From Pine View Farm

Close Encounters of the Wingnut Kind 3

A few days ago, I accompanied my girlfriend to the doctor’s office–she was on light duty and not allowed to drive.

There was an older gentleman there–yeah, even older than me. Apparently he was a regular customer, because he was joking with the secretary.
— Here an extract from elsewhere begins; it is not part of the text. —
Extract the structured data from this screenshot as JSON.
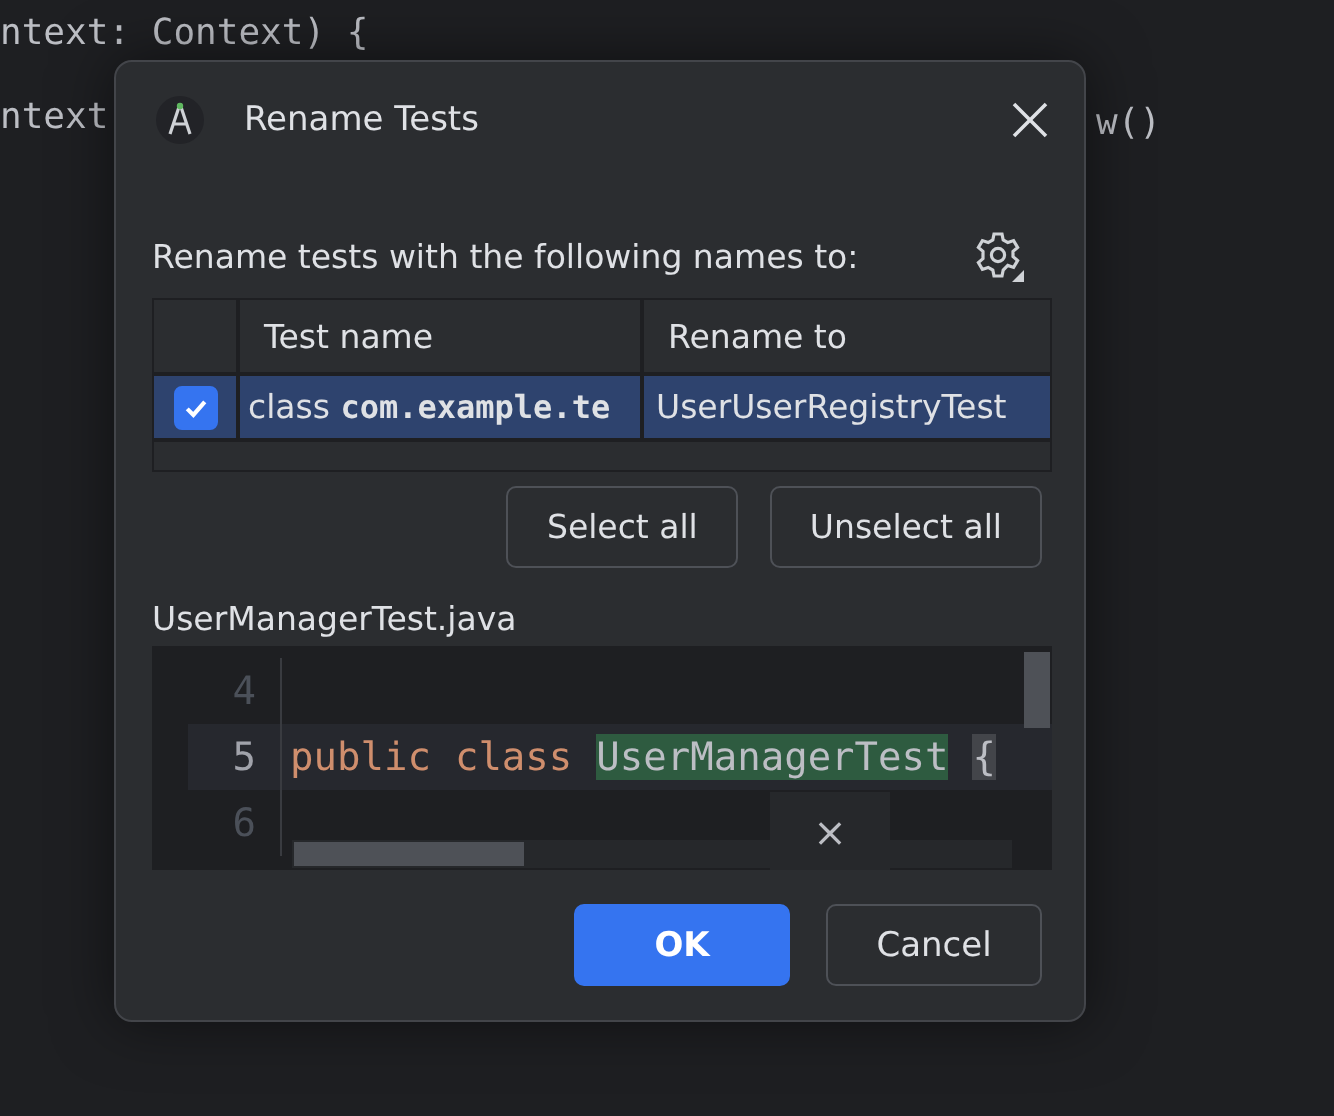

In the course of his comments, it came out that his grandson was in the Navy.

So I mentioned that my son was in the 82nd.
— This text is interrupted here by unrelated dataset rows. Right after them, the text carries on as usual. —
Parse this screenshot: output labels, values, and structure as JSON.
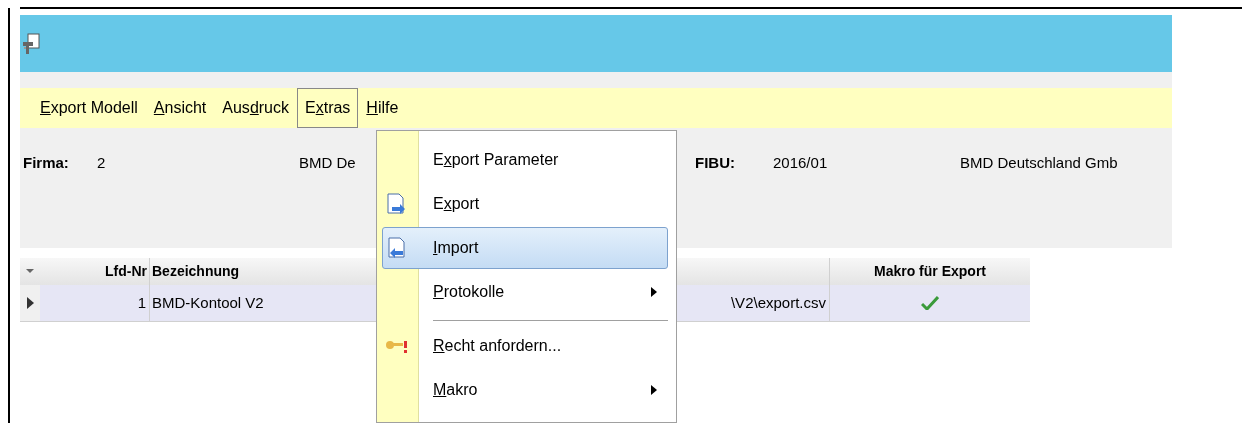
{
  "menu_bar": [
    {
      "access_key": "E",
      "label_after": "xport Modell",
      "selected": false
    },
    {
      "access_key": "A",
      "label_after": "nsicht",
      "selected": false
    },
    {
      "label_before": "Aus",
      "access_key": "d",
      "label_after": "ruck",
      "selected": false
    },
    {
      "label_before": "E",
      "access_key": "x",
      "label_after": "tras",
      "selected": true
    },
    {
      "access_key": "H",
      "label_after": "ilfe",
      "selected": false
    }
  ],
  "header": {
    "firma_label": "Firma:",
    "firma_value": "2",
    "firma_name": "BMD De",
    "fibu_label": "FIBU:",
    "fibu_value": "2016/01",
    "company": "BMD Deutschland Gmb"
  },
  "table": {
    "columns": [
      "Lfd-Nr",
      "Bezeichnung",
      "Makro für Export"
    ],
    "rows": [
      {
        "selected": true,
        "lfd_nr": "1",
        "bezeichnung": "BMD-Kontool V2",
        "column_3": "\\V2\\export.csv",
        "makro_fuer_export": true
      }
    ]
  },
  "extras_menu": [
    {
      "kind": "item",
      "label_before": "E",
      "access_key": "x",
      "label_after": "port Parameter",
      "submenu": false,
      "selected": false
    },
    {
      "kind": "item",
      "label_before": "E",
      "access_key": "x",
      "label_after": "port",
      "submenu": false,
      "selected": false
    },
    {
      "kind": "item",
      "access_key": "I",
      "label_after": "mport",
      "submenu": false,
      "selected": true
    },
    {
      "kind": "item",
      "access_key": "P",
      "label_after": "rotokolle",
      "submenu": true,
      "selected": false
    },
    {
      "kind": "separator"
    },
    {
      "kind": "item",
      "access_key": "R",
      "label_after": "echt anfordern...",
      "submenu": false,
      "selected": false
    },
    {
      "kind": "item",
      "access_key": "M",
      "label_after": "akro",
      "submenu": true,
      "selected": false
    }
  ]
}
As the conversation progressed, I mentioned that I didn’t think much of my son’s boss.

And off he went. “We’re fighting them there so we don’t have to fight them here blah blah blah.”

I said that, as regards Afghanistan, I agree completely; as regards Iraq, we’ll have to agree to disagree, and went back to reading Samuel Pepys Diary.

Later, my girlfriend complimented me on my restraint.

I said, “There’s no point in arguing with a true believer.”

But there is a larger point.

How can he believe that we are fighting them in Iraq so we don’t have to fight them here, when there is no evidence that they (by which I assumed he meant Al Qaeda and their allies, as Iraq never posed a threat to the United States) were there in the first place?

Because he believes Bushie lies. Even after all that has happened to expose them.

That point is that there are persons out there who simply don’t pay attention to what’s going on in the world.

It is that ignorance which is the enemy.



  1. Opie

    June 18, 2008 at 2:07 pm

    You’re engaging in self-deception when you try to write off such opinions as "ignorance." There are people who have watched what is going on in the world and arrived at the same conclusions he did after serious thought.

    To begin, saying we’d rather fight them "over there than over here" does not necessarily imply strictly Iraq. This man (or anyone else) may well mean "over there" to mean the Middle East in general. And however we got to where we are right now, the fact is that at the moment, we are fighting Al Qaeda in Iraq, if only because they came and met us there after we overthrew Saddam. The view that "Saddam and Al Qaeda had no connection" does not address the entire regional situation. (By the way, there are reasonable mainstream analysts who see progress against Al Qaeda in recent months because of what our military is doing in Iraq.)

    To say that Iraq posed no threat to the US is true only if we have no intention of being relied upon to stand beside our allies in the region. They posed no threat to our soil; they did pose a threat to our credibility.

    You can acknowledge a lot of what defenders of the war believe and still have room to disagree with the original decision to go to war. I’ve never heard a case made for this war that I didn’t think someone could have a bona fide objection to.

    Realizing that both sides have had their rationales and reasons could be important to our nation’s future. I think we would all serve ourselves well to grant some trust to people on the opposite side of the war debate. There were Democrats who voted for this war when it was popular, planning, even as they cast their votes, to blame it all on Bush if things went wrong later on. Having witnessed that, how much stock do you think future presidents are going to take in consulting Congress before committing forces? Why worry about Congress’ consent when we’ve seen how phony it is? It’s worth thinking about.

  2. Frank

    June 19, 2008 at 2:34 pm

    The way news is treated today has convinced a lot of people that opposite opinions are somehow equal opinions.

    The facts make it clear that Iraq had nothing to do with Al Qaeda before the American invasion, despite the statements of the Current Federal Administration.  They also make it clear that Iraq did not have weapons of mass destruction prior to the American invasion (that’s why the inspectors kept finding nothing–and why Bush kept advancing the deadline; he knew they were finding nothing and wanted to cut them off before the findings were conclusive.)

    Bush lied us into this war.  And a certain number of fools drank the Kool-Aid with him.

    It is one thing to have differing opinions. 

    But, if one of those opinions is based on falsehoods, there is only one word for it:  Lie.

    If someone chooses to base his opinions on lies, I will call him or her out for being a fool.

  3. Opie

    June 19, 2008 at 3:13 pm

    Telling a person what their opinions are based on isn’t true discourse; it’s just putting words in their mouths, and really just another way of building a straw man. It doesn’t take a lot of time to find some serious, coherent thought people have put in to this issue and to learn about what they really think.  And where this comment about how news coverage makes people think opinions are always equal came from, I don’t know; it certainly wasn’t anything I intended to say. I just don’t know a person is supposed to build their own opinions without considering the deepest and most thoughtful of all sides; to only cite the weakest arguments of one or more sides is illogical to me, or if you prefer, unscientific.